Page and application data records
***
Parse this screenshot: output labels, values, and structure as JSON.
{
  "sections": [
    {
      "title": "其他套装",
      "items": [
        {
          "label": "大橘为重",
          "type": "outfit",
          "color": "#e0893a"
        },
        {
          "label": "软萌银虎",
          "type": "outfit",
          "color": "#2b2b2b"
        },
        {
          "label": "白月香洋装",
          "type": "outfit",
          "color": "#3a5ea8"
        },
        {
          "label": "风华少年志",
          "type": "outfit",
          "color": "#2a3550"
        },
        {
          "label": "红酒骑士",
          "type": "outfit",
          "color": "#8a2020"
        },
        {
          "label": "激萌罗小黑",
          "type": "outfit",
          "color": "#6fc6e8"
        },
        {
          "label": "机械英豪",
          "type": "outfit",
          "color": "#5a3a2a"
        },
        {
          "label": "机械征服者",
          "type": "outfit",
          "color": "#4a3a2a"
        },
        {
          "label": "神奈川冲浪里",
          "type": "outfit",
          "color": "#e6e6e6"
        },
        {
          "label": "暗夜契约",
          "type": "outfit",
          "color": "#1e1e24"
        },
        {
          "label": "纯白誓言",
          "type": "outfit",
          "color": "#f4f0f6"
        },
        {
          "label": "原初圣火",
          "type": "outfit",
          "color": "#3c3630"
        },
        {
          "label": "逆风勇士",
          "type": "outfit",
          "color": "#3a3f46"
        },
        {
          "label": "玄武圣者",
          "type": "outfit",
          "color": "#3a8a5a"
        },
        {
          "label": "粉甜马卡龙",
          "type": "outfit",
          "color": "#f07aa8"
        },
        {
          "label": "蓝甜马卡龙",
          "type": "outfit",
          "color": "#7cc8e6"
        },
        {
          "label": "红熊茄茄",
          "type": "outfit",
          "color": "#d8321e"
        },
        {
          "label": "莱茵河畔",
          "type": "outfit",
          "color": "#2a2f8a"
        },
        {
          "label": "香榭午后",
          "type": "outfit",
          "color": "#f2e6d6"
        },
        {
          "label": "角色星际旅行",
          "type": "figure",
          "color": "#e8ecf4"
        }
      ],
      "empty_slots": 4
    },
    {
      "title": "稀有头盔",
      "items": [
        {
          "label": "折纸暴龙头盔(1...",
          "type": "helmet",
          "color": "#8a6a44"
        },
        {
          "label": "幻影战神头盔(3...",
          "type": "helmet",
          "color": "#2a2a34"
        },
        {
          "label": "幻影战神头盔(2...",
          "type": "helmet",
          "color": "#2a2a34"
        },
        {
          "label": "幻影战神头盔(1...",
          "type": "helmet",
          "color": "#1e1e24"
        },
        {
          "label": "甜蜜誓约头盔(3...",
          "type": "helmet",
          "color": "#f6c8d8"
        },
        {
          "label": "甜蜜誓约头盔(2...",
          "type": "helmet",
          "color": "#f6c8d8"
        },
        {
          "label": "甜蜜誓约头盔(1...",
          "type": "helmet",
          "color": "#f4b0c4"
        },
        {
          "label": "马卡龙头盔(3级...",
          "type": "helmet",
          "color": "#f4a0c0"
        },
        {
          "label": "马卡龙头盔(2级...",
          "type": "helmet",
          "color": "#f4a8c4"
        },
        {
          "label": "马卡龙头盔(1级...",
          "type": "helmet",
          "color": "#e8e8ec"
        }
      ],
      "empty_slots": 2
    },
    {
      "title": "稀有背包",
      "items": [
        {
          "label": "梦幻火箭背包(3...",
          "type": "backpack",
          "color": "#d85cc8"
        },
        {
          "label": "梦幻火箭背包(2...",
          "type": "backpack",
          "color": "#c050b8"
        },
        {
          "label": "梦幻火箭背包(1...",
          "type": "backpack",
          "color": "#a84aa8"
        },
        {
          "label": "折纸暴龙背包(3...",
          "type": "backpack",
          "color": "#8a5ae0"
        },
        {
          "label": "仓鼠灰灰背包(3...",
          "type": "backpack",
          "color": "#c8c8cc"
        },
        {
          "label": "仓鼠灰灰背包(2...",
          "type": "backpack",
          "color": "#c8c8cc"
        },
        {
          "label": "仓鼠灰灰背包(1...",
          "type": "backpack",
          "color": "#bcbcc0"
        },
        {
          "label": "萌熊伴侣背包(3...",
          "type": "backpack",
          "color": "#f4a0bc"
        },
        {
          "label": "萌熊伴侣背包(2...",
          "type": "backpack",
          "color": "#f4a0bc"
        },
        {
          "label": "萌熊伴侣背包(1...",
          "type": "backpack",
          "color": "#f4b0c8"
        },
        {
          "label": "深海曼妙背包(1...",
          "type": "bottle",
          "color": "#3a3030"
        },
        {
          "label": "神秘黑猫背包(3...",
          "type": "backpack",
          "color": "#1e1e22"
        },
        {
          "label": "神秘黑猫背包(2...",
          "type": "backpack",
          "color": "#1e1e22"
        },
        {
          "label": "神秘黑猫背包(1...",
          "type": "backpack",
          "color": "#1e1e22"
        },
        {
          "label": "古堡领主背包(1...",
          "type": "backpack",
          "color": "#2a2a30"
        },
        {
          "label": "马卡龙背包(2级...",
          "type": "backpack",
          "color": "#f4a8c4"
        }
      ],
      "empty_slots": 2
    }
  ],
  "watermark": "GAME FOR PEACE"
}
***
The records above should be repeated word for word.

Output
Parse this screenshot: output labels, values, and structure as JSON.
{
  "sections": [
    {
      "title": "其他套装",
      "items": [
        {
          "label": "大橘为重",
          "type": "outfit",
          "color": "#e0893a"
        },
        {
          "label": "软萌银虎",
          "type": "outfit",
          "color": "#2b2b2b"
        },
        {
          "label": "白月香洋装",
          "type": "outfit",
          "color": "#3a5ea8"
        },
        {
          "label": "风华少年志",
          "type": "outfit",
          "color": "#2a3550"
        },
        {
          "label": "红酒骑士",
          "type": "outfit",
          "color": "#8a2020"
        },
        {
          "label": "激萌罗小黑",
          "type": "outfit",
          "color": "#6fc6e8"
        },
        {
          "label": "机械英豪",
          "type": "outfit",
          "color": "#5a3a2a"
        },
        {
          "label": "机械征服者",
          "type": "outfit",
          "color": "#4a3a2a"
        },
        {
          "label": "神奈川冲浪里",
          "type": "outfit",
          "color": "#e6e6e6"
        },
        {
          "label": "暗夜契约",
          "type": "outfit",
          "color": "#1e1e24"
        },
        {
          "label": "纯白誓言",
          "type": "outfit",
          "color": "#f4f0f6"
        },
        {
          "label": "原初圣火",
          "type": "outfit",
          "color": "#3c3630"
        },
        {
          "label": "逆风勇士",
          "type": "outfit",
          "color": "#3a3f46"
        },
        {
          "label": "玄武圣者",
          "type": "outfit",
          "color": "#3a8a5a"
        },
        {
          "label": "粉甜马卡龙",
          "type": "outfit",
          "color": "#f07aa8"
        },
        {
          "label": "蓝甜马卡龙",
          "type": "outfit",
          "color": "#7cc8e6"
        },
        {
          "label": "红熊茄茄",
          "type": "outfit",
          "color": "#d8321e"
        },
        {
          "label": "莱茵河畔",
          "type": "outfit",
          "color": "#2a2f8a"
        },
        {
          "label": "香榭午后",
          "type": "outfit",
          "color": "#f2e6d6"
        },
        {
          "label": "角色星际旅行",
          "type": "figure",
          "color": "#e8ecf4"
        }
      ],
      "empty_slots": 4
    },
    {
      "title": "稀有头盔",
      "items": [
        {
          "label": "折纸暴龙头盔(1...",
          "type": "helmet",
          "color": "#8a6a44"
        },
        {
          "label": "幻影战神头盔(3...",
          "type": "helmet",
          "color": "#2a2a34"
        },
        {
          "label": "幻影战神头盔(2...",
          "type": "helmet",
          "color": "#2a2a34"
        },
        {
          "label": "幻影战神头盔(1...",
          "type": "helmet",
          "color": "#1e1e24"
        },
        {
          "label": "甜蜜誓约头盔(3...",
          "type": "helmet",
          "color": "#f6c8d8"
        },
        {
          "label": "甜蜜誓约头盔(2...",
          "type": "helmet",
          "color": "#f6c8d8"
        },
        {
          "label": "甜蜜誓约头盔(1...",
          "type": "helmet",
          "color": "#f4b0c4"
        },
        {
          "label": "马卡龙头盔(3级...",
          "type": "helmet",
          "color": "#f4a0c0"
        },
        {
          "label": "马卡龙头盔(2级...",
          "type": "helmet",
          "color": "#f4a8c4"
        },
        {
          "label": "马卡龙头盔(1级...",
          "type": "helmet",
          "color": "#e8e8ec"
        }
      ],
      "empty_slots": 2
    },
    {
      "title": "稀有背包",
      "items": [
        {
          "label": "梦幻火箭背包(3...",
          "type": "backpack",
          "color": "#d85cc8"
        },
        {
          "label": "梦幻火箭背包(2...",
          "type": "backpack",
          "color": "#c050b8"
        },
        {
          "label": "梦幻火箭背包(1...",
          "type": "backpack",
          "color": "#a84aa8"
        },
        {
          "label": "折纸暴龙背包(3...",
          "type": "backpack",
          "color": "#8a5ae0"
        },
        {
          "label": "仓鼠灰灰背包(3...",
          "type": "backpack",
          "color": "#c8c8cc"
        },
        {
          "label": "仓鼠灰灰背包(2...",
          "type": "backpack",
          "color": "#c8c8cc"
        },
        {
          "label": "仓鼠灰灰背包(1...",
          "type": "backpack",
          "color": "#bcbcc0"
        },
        {
          "label": "萌熊伴侣背包(3...",
          "type": "backpack",
          "color": "#f4a0bc"
        },
        {
          "label": "萌熊伴侣背包(2...",
          "type": "backpack",
          "color": "#f4a0bc"
        },
        {
          "label": "萌熊伴侣背包(1...",
          "type": "backpack",
          "color": "#f4b0c8"
        },
        {
          "label": "深海曼妙背包(1...",
          "type": "bottle",
          "color": "#3a3030"
        },
        {
          "label": "神秘黑猫背包(3...",
          "type": "backpack",
          "color": "#1e1e22"
        },
        {
          "label": "神秘黑猫背包(2...",
          "type": "backpack",
          "color": "#1e1e22"
        },
        {
          "label": "神秘黑猫背包(1...",
          "type": "backpack",
          "color": "#1e1e22"
        },
        {
          "label": "古堡领主背包(1...",
          "type": "backpack",
          "color": "#2a2a30"
        },
        {
          "label": "马卡龙背包(2级...",
          "type": "backpack",
          "color": "#f4a8c4"
        }
      ],
      "empty_slots": 2
    }
  ],
  "watermark": "GAME FOR PEACE"
}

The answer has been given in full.